Well, I’m a big fan of making lists, so maybe presenting my background a la list form, is the easiest way to divulge the elements that I could bring to the table. Here goes:
1. This is my coffee mug. Hmmm… is there any character assessment that can be done with this?
2. My Dad beat up Bruce Lee. True story, although in truth, my Dad was 10 at the time, and Bruce apparently was 8. I sometimes use this anecdote as an example of spin, and to exemplify that the manner of how the information is presented is an important consideration in itself. Spin seems to factor prominently in the things we call “Global Issues”
3. I know a thing or two about molecular genetics More specifically, I’m a Faculty member of the Michael Smith Laboratories, who is mandated to focus on science education and science communication. There’s actually a lot going on here (which I can save for later), but some of the details can be found here.
5. I dabble in web dynamics. The internet is pretty fascinating to me, and I’ve been lucky enough to indulge in it in a variety of ways. Mostly of note are some of the silly experiments I’ve gotten to help create via the Science Creative Quarterly (a web publication I run), and The World’s Fair, a blog I keep with STS Professor and McSweeney’s editor, Ben Cohen.
6. I write a little (sort of). Mostly stuff which I refer to as literary science humour. i.e. funny stuff with a scientific twist, and hopefully a few things to learn on the way. This type of writing was actually one of the reasons why the Science Creative Quarterly was set up (there’s lots of great science humour there), which by the way has a readership of 8000 to 10000 per day, and is especially keen to get UBC submissions.
Anyway, maybe my best example of this type of writing can be found here. Other writing related things of interest? Recently, I had something published where I was depicted in comic book form. And, my first foray into general audience book publishing happens to be a book which actually has a unicorn on the front cover.
7. I’m significantly involved in the UBC Terry Project. Which is great, because it relates to the that whole ARTS vs SCIENCE two cultures thing. Specifically, I am the token science dude. But seriously, this project is nothing short of wonderful, and hopefully you’ll all get to play along – whether it’s by going to an event, taking the course, or just making this website a frequent stop. The two biggest perks for me so far: (1) the opportunities to work with folks from the type of academic backgrounds that we, geneticists, don’t normally have a chance to work with; and (2) because I live in Richmond, I’m usually the person who picks up our keynote speakers and drive them to campus or to their hotel (oh my, the stories my ’97 Honda Civic could tell).
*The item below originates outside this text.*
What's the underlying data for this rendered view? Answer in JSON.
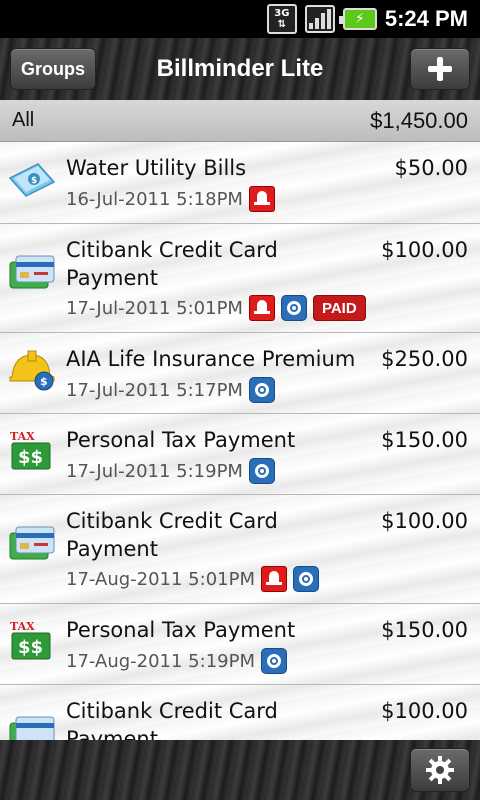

8. My wife and kids are all exemplary. Although also the reason why I’ve seen High School Musical 2, like, 4 times already. Do University students watch that stuff?